Data extracts »
|---|

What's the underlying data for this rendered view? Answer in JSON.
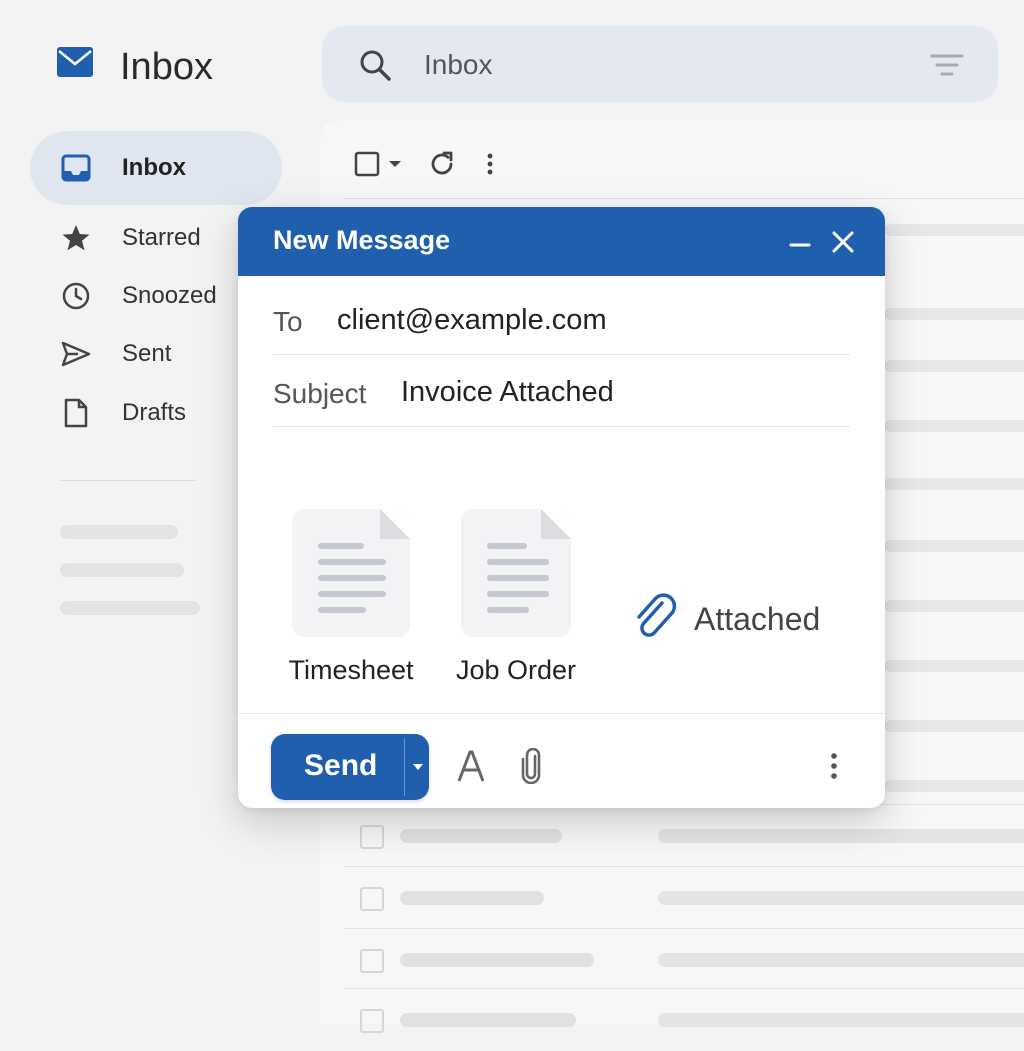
{
  "app": {
    "title": "Inbox",
    "brand_color": "#1f5fae"
  },
  "sidebar": {
    "items": [
      {
        "label": "Inbox",
        "icon": "inbox-icon",
        "active": true
      },
      {
        "label": "Starred",
        "icon": "star-icon"
      },
      {
        "label": "Snoozed",
        "icon": "clock-icon"
      },
      {
        "label": "Sent",
        "icon": "send-icon"
      },
      {
        "label": "Drafts",
        "icon": "draft-icon"
      }
    ]
  },
  "search": {
    "value": "Inbox",
    "icons": [
      "search-icon",
      "filter-icon"
    ]
  },
  "list_toolbar": {
    "icons": [
      "select-checkbox-icon",
      "chevron-down-icon",
      "refresh-icon",
      "more-vert-icon"
    ]
  },
  "compose": {
    "title": "New Message",
    "header_icons": [
      "minimize-icon",
      "close-icon"
    ],
    "to_label": "To",
    "to_value": "client@example.com",
    "subject_label": "Subject",
    "subject_value": "Invoice Attached",
    "attachments": [
      {
        "name": "Timesheet",
        "icon": "document-icon"
      },
      {
        "name": "Job Order",
        "icon": "document-icon"
      }
    ],
    "attached_label": "Attached",
    "attached_icon": "paperclip-icon",
    "send_label": "Send",
    "footer_icons": [
      "send-options-icon",
      "text-format-icon",
      "attach-icon",
      "more-vert-icon"
    ]
  }
}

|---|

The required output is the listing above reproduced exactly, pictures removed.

Worked solution »
What's the underlying data for this rendered view? Answer in JSON.
{
  "app": {
    "title": "Inbox",
    "brand_color": "#1f5fae"
  },
  "sidebar": {
    "items": [
      {
        "label": "Inbox",
        "icon": "inbox-icon",
        "active": true
      },
      {
        "label": "Starred",
        "icon": "star-icon"
      },
      {
        "label": "Snoozed",
        "icon": "clock-icon"
      },
      {
        "label": "Sent",
        "icon": "send-icon"
      },
      {
        "label": "Drafts",
        "icon": "draft-icon"
      }
    ]
  },
  "search": {
    "value": "Inbox",
    "icons": [
      "search-icon",
      "filter-icon"
    ]
  },
  "list_toolbar": {
    "icons": [
      "select-checkbox-icon",
      "chevron-down-icon",
      "refresh-icon",
      "more-vert-icon"
    ]
  },
  "compose": {
    "title": "New Message",
    "header_icons": [
      "minimize-icon",
      "close-icon"
    ],
    "to_label": "To",
    "to_value": "client@example.com",
    "subject_label": "Subject",
    "subject_value": "Invoice Attached",
    "attachments": [
      {
        "name": "Timesheet",
        "icon": "document-icon"
      },
      {
        "name": "Job Order",
        "icon": "document-icon"
      }
    ],
    "attached_label": "Attached",
    "attached_icon": "paperclip-icon",
    "send_label": "Send",
    "footer_icons": [
      "send-options-icon",
      "text-format-icon",
      "attach-icon",
      "more-vert-icon"
    ]
  }
}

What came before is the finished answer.